- PARTY DRESSES. OK, party dresses are also a kids thing. But what kid really SAVOURS the buying and wearing of a Christmas party dress? It’s a tradition in my family to have a brand new posh frock on the big day itself, and choosing one is something I dedicate multiple Pinterest boards and a hefty chuck of my December pay cheque to. Ted Baker, Coast, French Connection, Hobbs… these labels and all their sequins are hanging in my wardrobe, like a glorious visual timeline of Christmases gone by. I still stroke them, from time to time.
- BOXING DAY. When I was small, Boxing Day was always a bit rubbish. After the mad excitement of Christmas Eve, followed by the pure and unstoppable force of Christmas Day, Boxing Day was when everything came to a sudden screeching halt, and I never really knew what to do with myself. These days, I go to the pub. Problem solved.
- ADVENT CALENDARS. I cannot for the life of me explain why I thought adults couldn’t have chocolate advent calendars, because that’s the biggest load of nonsense since Potter Puppet Pals: The Musical. OF COURSE adults can have chocolate advent calendars! And what’s better, we can have TWO! Or three or four or even five! EACH! Or, we can have gin, rum, pork scratchings, make up, candles…

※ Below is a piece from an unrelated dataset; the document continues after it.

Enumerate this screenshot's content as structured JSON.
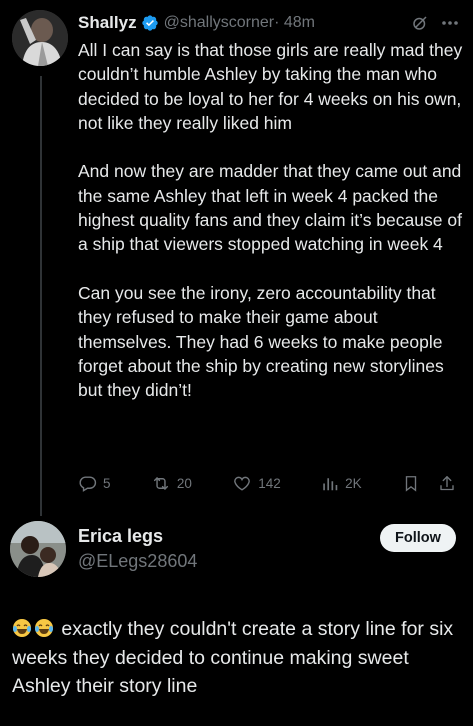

- THE TREE. Me and my boyfriend don’t drive, and nor do we live in the country anymore – or even near any garden centres. So it’s true that we can’t really replicate the huge spiky pine forests of our youth. But we CAN drag a tiny, bedraggled little bush that we felt sorry for all the way from Ealing to Brixton on the tube, before putting it in a pot far too big for it and decorating it with googly-eyed neon sprouts made of felt. We can love that little tree more than anything else we own, because it’s ridiculous and it’s ours. We can put tinsel on every available surface and make our electricity bill rocket with the sheer amount of fairy lights we manage to drape inside every single room, even the toilet. We can leave everything up until mid-February, because we can’t bear to say goodbye.

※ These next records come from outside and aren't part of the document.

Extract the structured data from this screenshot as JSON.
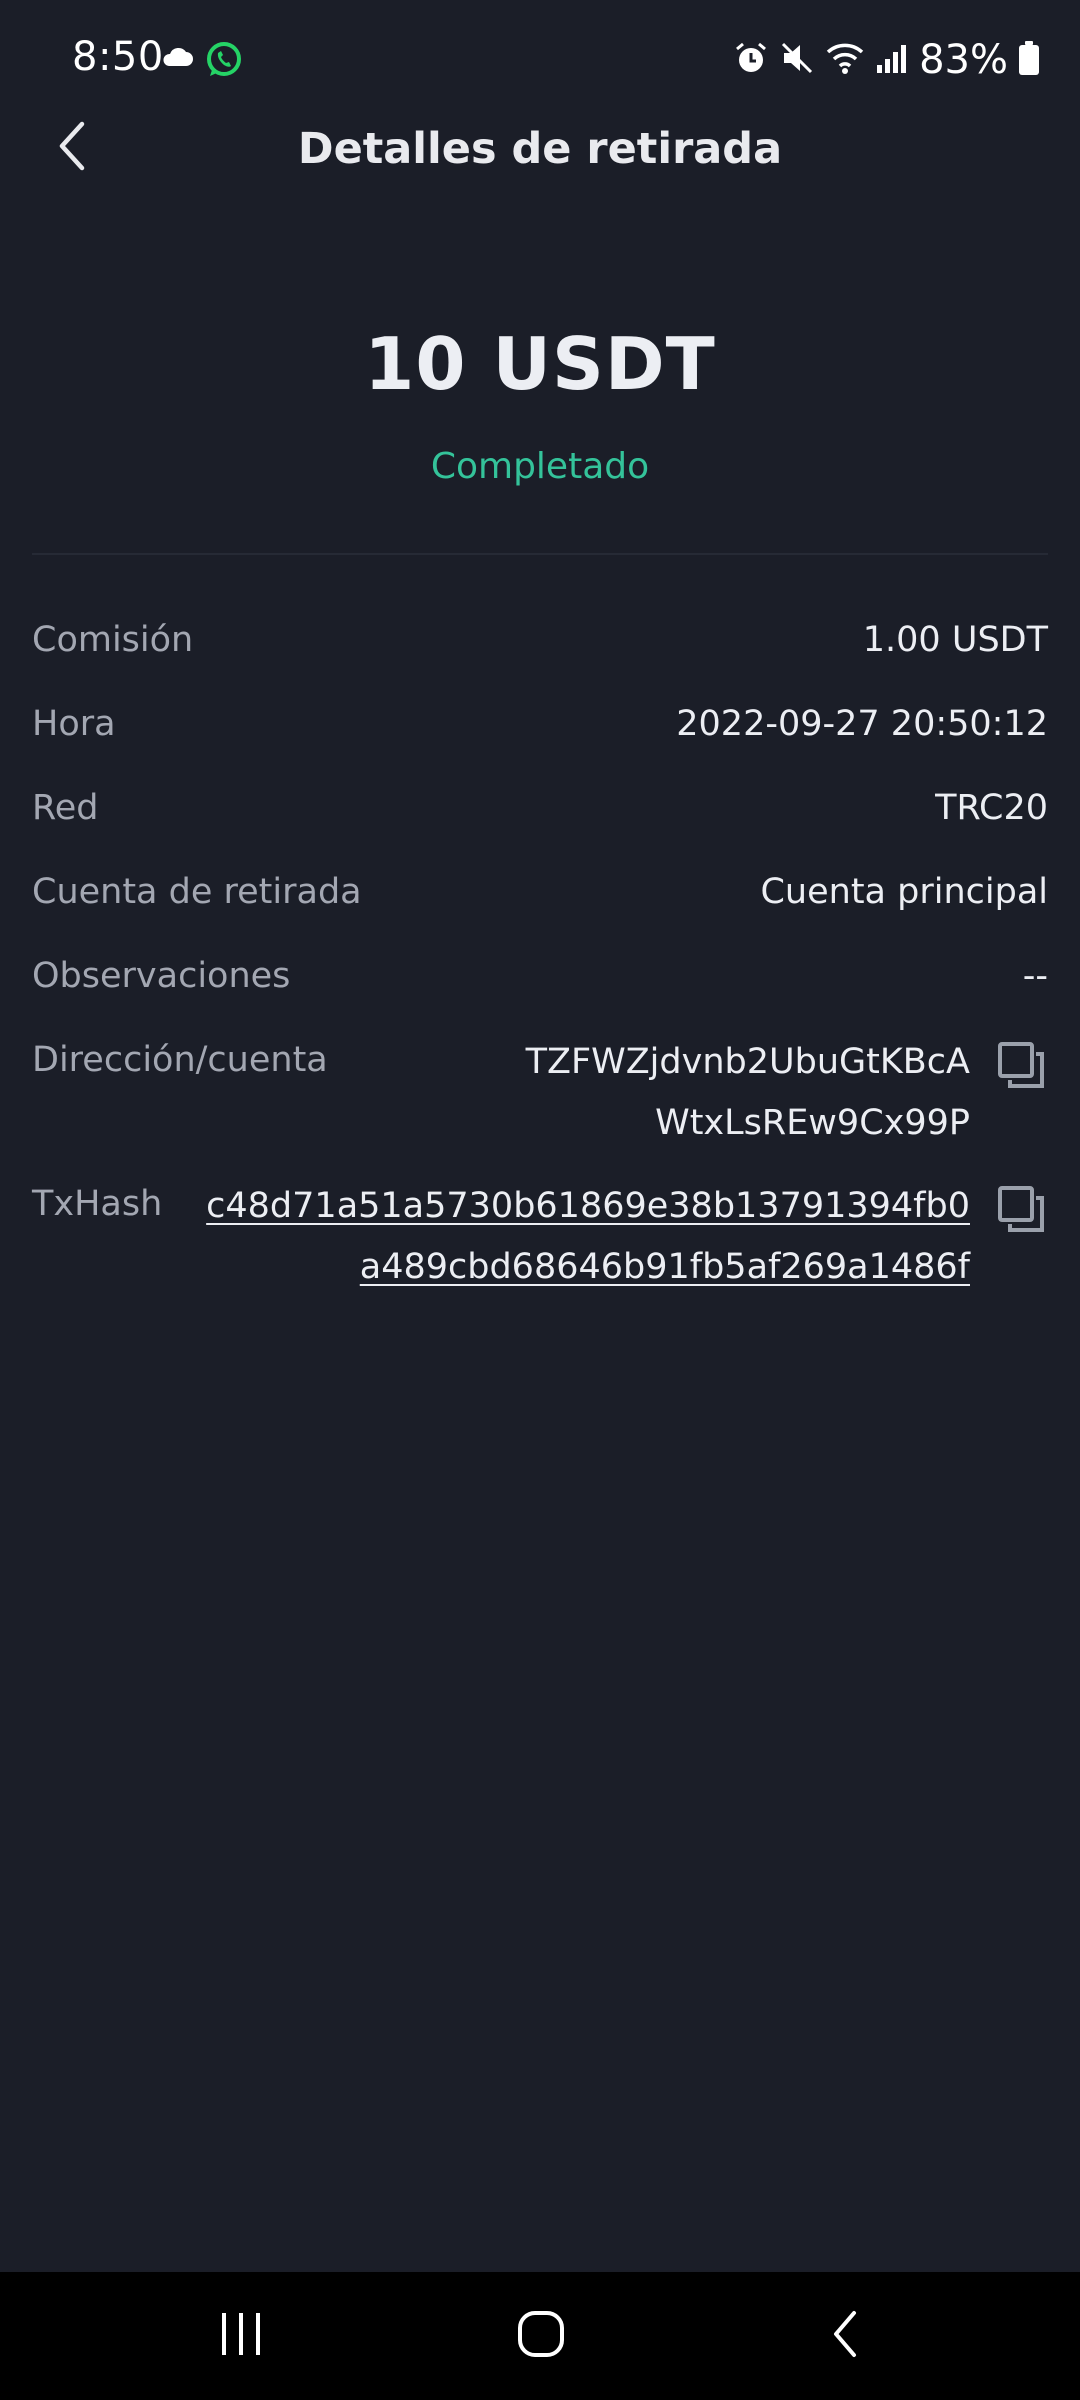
{
  "status_bar": {
    "time": "8:50",
    "battery_percent": "83%",
    "icons": [
      "cloud-icon",
      "whatsapp-icon",
      "alarm-icon",
      "mute-icon",
      "wifi-icon",
      "signal-icon",
      "battery-icon"
    ]
  },
  "header": {
    "title": "Detalles de retirada",
    "back_icon": "chevron-left-icon"
  },
  "summary": {
    "amount": "10 USDT",
    "status": "Completado",
    "status_color": "#34c39a"
  },
  "details": {
    "fee": {
      "label": "Comisión",
      "value": "1.00 USDT"
    },
    "time": {
      "label": "Hora",
      "value": "2022-09-27 20:50:12"
    },
    "network": {
      "label": "Red",
      "value": "TRC20"
    },
    "account": {
      "label": "Cuenta de retirada",
      "value": "Cuenta principal"
    },
    "remarks": {
      "label": "Observaciones",
      "value": "--"
    },
    "address": {
      "label": "Dirección/cuenta",
      "line1": "TZFWZjdvnb2UbuGtKBcA",
      "line2": "WtxLsREw9Cx99P"
    },
    "txhash": {
      "label": "TxHash",
      "line1": "c48d71a51a5730b61869e38b13791394fb0",
      "line2": "a489cbd68646b91fb5af269a1486f"
    }
  },
  "nav_bar": {
    "buttons": [
      "recent-apps-icon",
      "home-icon",
      "back-icon"
    ]
  },
  "colors": {
    "background": "#1b1e28",
    "text_primary": "#eceef3",
    "text_secondary": "#a3a7b2",
    "accent_success": "#34c39a",
    "nav_background": "#000000"
  }
}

- THE ANNUAL LEAVE. Yes, schools gave us two weeks off. But here’s the thing – if you work in a non-emergency industry, and accrue enough holiday, and don’t have to be on call or work shifts, WORK GIVES YOU TWO WEEKS OFF TOO! Maybe even more! And you really, really look forward to it, and you really, really appreciate it, because you work really, really hard for the rest of the year. And the best thing? YOU STILL GET PAID. I’m having twenty days off over Christmas this year (twenty days!!!) which is almost a WHOLE MONTH. A whole month of Christmas. It’s all I can do to stop myself bursting with sheer glee.

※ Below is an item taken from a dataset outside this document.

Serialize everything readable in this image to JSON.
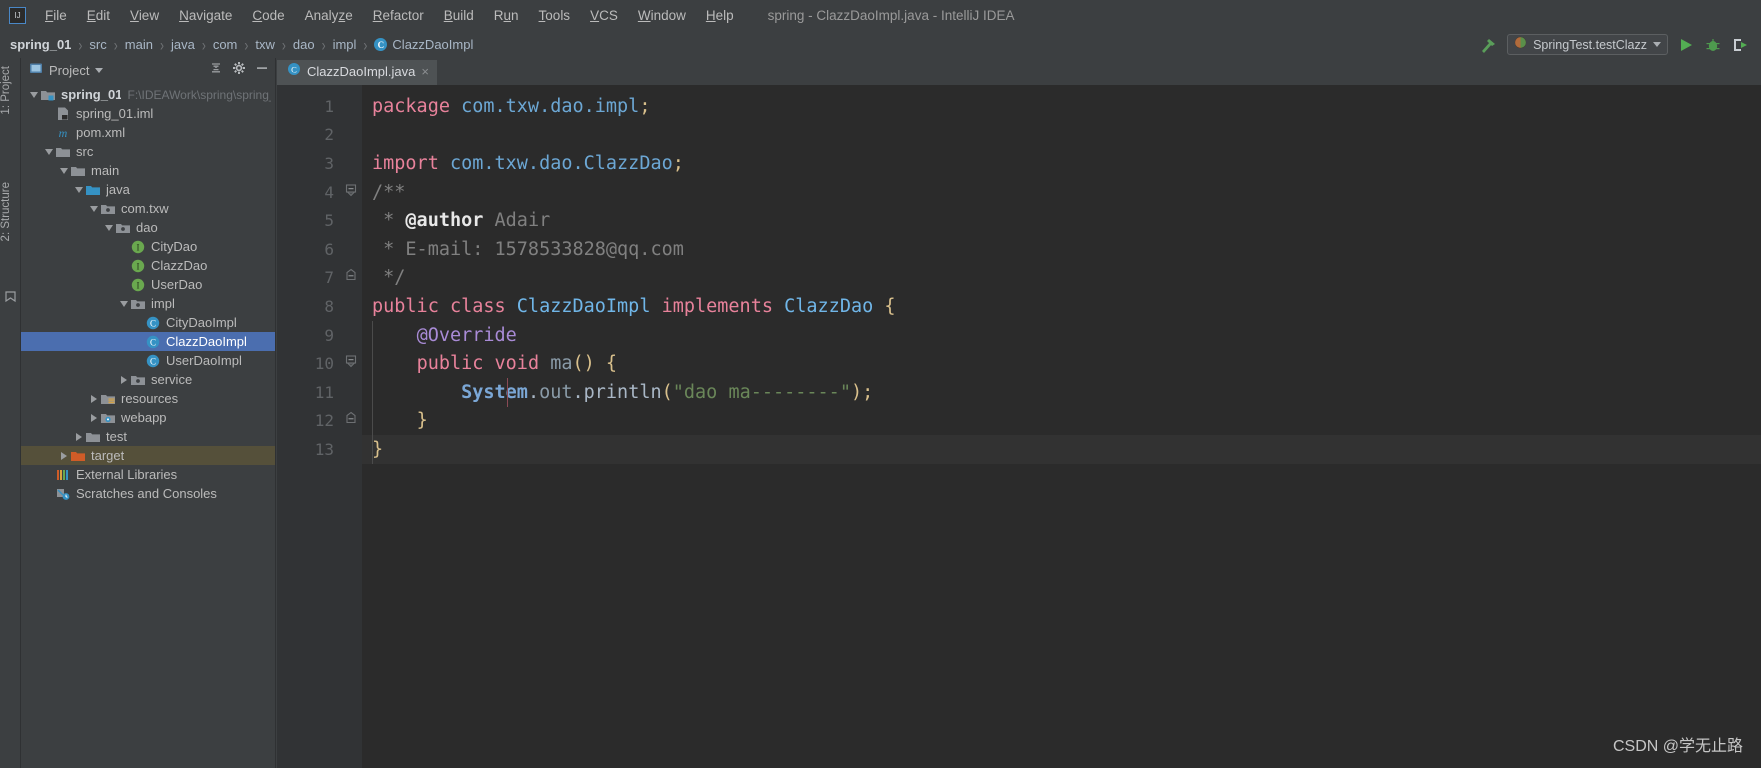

So there we are. Seven (probably smug, definitely satisfactory) reasons why you SHOULDN’T let the kids have all the fun. Or rather, you shouldn’t worry that they think they are. They’ll grow up one day. And when they do, they’ll realise Peter Pan was a huge idiot.